Stored entries
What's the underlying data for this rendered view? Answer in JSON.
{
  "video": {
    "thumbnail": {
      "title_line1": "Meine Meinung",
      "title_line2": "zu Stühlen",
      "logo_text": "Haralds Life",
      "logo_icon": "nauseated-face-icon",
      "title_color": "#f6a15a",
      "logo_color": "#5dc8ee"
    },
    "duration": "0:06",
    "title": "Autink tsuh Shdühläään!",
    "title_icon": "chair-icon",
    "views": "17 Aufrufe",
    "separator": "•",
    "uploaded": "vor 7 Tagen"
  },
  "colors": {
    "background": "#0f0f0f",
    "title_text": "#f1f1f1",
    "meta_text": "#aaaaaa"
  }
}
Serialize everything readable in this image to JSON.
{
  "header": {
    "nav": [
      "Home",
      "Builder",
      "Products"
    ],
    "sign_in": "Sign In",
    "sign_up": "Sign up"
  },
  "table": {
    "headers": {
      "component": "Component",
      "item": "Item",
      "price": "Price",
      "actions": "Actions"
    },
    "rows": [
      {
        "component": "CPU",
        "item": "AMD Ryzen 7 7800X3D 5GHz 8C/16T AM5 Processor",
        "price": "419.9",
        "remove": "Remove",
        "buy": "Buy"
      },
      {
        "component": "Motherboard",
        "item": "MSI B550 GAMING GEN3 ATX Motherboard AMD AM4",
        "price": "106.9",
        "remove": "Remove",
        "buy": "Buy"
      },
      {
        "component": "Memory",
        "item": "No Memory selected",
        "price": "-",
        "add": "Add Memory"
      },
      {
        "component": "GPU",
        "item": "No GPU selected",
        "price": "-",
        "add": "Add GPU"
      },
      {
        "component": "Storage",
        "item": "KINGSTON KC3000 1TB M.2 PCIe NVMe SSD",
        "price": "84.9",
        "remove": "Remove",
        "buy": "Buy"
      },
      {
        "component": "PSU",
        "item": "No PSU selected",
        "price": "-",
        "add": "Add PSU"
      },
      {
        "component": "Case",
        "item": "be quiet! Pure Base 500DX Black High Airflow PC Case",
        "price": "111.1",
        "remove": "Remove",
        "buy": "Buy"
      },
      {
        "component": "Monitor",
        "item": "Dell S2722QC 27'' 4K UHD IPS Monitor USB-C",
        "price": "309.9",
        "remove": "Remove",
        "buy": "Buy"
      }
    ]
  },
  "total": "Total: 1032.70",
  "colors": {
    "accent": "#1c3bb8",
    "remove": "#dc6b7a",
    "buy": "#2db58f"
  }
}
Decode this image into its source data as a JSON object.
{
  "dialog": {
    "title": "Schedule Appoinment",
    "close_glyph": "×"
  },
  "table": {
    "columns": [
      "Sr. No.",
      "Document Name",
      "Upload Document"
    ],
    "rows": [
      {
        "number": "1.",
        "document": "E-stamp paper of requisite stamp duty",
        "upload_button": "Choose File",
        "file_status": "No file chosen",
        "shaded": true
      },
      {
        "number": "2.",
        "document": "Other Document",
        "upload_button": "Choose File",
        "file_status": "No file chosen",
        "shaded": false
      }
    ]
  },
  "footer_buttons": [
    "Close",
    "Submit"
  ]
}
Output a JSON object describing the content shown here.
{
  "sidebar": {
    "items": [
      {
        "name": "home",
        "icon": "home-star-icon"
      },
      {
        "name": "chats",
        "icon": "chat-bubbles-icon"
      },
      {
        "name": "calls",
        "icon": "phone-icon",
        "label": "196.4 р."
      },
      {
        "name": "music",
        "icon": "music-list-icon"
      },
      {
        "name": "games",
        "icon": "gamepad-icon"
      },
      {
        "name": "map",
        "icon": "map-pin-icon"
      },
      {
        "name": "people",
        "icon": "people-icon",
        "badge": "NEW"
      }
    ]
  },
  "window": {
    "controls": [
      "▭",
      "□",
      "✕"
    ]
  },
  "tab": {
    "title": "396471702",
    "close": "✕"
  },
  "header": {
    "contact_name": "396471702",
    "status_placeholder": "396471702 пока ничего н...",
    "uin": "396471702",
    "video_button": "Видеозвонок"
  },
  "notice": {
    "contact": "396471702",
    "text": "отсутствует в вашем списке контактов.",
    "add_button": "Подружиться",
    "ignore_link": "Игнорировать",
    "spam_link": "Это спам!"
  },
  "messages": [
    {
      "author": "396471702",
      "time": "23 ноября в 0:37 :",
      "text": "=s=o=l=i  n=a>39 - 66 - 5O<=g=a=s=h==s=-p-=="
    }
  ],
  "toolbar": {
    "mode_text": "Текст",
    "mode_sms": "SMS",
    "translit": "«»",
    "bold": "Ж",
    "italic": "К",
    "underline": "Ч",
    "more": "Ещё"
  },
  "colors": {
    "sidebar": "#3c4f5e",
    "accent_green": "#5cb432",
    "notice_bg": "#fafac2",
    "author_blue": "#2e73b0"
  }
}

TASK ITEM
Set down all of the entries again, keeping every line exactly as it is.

THE COMPLETED TASK
What's the underlying data for this rendered view? Answer in JSON.
{
  "video": {
    "thumbnail": {
      "title_line1": "Meine Meinung",
      "title_line2": "zu Stühlen",
      "logo_text": "Haralds Life",
      "logo_icon": "nauseated-face-icon",
      "title_color": "#f6a15a",
      "logo_color": "#5dc8ee"
    },
    "duration": "0:06",
    "title": "Autink tsuh Shdühläään!",
    "title_icon": "chair-icon",
    "views": "17 Aufrufe",
    "separator": "•",
    "uploaded": "vor 7 Tagen"
  },
  "colors": {
    "background": "#0f0f0f",
    "title_text": "#f1f1f1",
    "meta_text": "#aaaaaa"
  }
}
Serialize everything readable in this image to JSON.
{
  "header": {
    "nav": [
      "Home",
      "Builder",
      "Products"
    ],
    "sign_in": "Sign In",
    "sign_up": "Sign up"
  },
  "table": {
    "headers": {
      "component": "Component",
      "item": "Item",
      "price": "Price",
      "actions": "Actions"
    },
    "rows": [
      {
        "component": "CPU",
        "item": "AMD Ryzen 7 7800X3D 5GHz 8C/16T AM5 Processor",
        "price": "419.9",
        "remove": "Remove",
        "buy": "Buy"
      },
      {
        "component": "Motherboard",
        "item": "MSI B550 GAMING GEN3 ATX Motherboard AMD AM4",
        "price": "106.9",
        "remove": "Remove",
        "buy": "Buy"
      },
      {
        "component": "Memory",
        "item": "No Memory selected",
        "price": "-",
        "add": "Add Memory"
      },
      {
        "component": "GPU",
        "item": "No GPU selected",
        "price": "-",
        "add": "Add GPU"
      },
      {
        "component": "Storage",
        "item": "KINGSTON KC3000 1TB M.2 PCIe NVMe SSD",
        "price": "84.9",
        "remove": "Remove",
        "buy": "Buy"
      },
      {
        "component": "PSU",
        "item": "No PSU selected",
        "price": "-",
        "add": "Add PSU"
      },
      {
        "component": "Case",
        "item": "be quiet! Pure Base 500DX Black High Airflow PC Case",
        "price": "111.1",
        "remove": "Remove",
        "buy": "Buy"
      },
      {
        "component": "Monitor",
        "item": "Dell S2722QC 27'' 4K UHD IPS Monitor USB-C",
        "price": "309.9",
        "remove": "Remove",
        "buy": "Buy"
      }
    ]
  },
  "total": "Total: 1032.70",
  "colors": {
    "accent": "#1c3bb8",
    "remove": "#dc6b7a",
    "buy": "#2db58f"
  }
}
Decode this image into its source data as a JSON object.
{
  "dialog": {
    "title": "Schedule Appoinment",
    "close_glyph": "×"
  },
  "table": {
    "columns": [
      "Sr. No.",
      "Document Name",
      "Upload Document"
    ],
    "rows": [
      {
        "number": "1.",
        "document": "E-stamp paper of requisite stamp duty",
        "upload_button": "Choose File",
        "file_status": "No file chosen",
        "shaded": true
      },
      {
        "number": "2.",
        "document": "Other Document",
        "upload_button": "Choose File",
        "file_status": "No file chosen",
        "shaded": false
      }
    ]
  },
  "footer_buttons": [
    "Close",
    "Submit"
  ]
}
Output a JSON object describing the content shown here.
{
  "sidebar": {
    "items": [
      {
        "name": "home",
        "icon": "home-star-icon"
      },
      {
        "name": "chats",
        "icon": "chat-bubbles-icon"
      },
      {
        "name": "calls",
        "icon": "phone-icon",
        "label": "196.4 р."
      },
      {
        "name": "music",
        "icon": "music-list-icon"
      },
      {
        "name": "games",
        "icon": "gamepad-icon"
      },
      {
        "name": "map",
        "icon": "map-pin-icon"
      },
      {
        "name": "people",
        "icon": "people-icon",
        "badge": "NEW"
      }
    ]
  },
  "window": {
    "controls": [
      "▭",
      "□",
      "✕"
    ]
  },
  "tab": {
    "title": "396471702",
    "close": "✕"
  },
  "header": {
    "contact_name": "396471702",
    "status_placeholder": "396471702 пока ничего н...",
    "uin": "396471702",
    "video_button": "Видеозвонок"
  },
  "notice": {
    "contact": "396471702",
    "text": "отсутствует в вашем списке контактов.",
    "add_button": "Подружиться",
    "ignore_link": "Игнорировать",
    "spam_link": "Это спам!"
  },
  "messages": [
    {
      "author": "396471702",
      "time": "23 ноября в 0:37 :",
      "text": "=s=o=l=i  n=a>39 - 66 - 5O<=g=a=s=h==s=-p-=="
    }
  ],
  "toolbar": {
    "mode_text": "Текст",
    "mode_sms": "SMS",
    "translit": "«»",
    "bold": "Ж",
    "italic": "К",
    "underline": "Ч",
    "more": "Ещё"
  },
  "colors": {
    "sidebar": "#3c4f5e",
    "accent_green": "#5cb432",
    "notice_bg": "#fafac2",
    "author_blue": "#2e73b0"
  }
}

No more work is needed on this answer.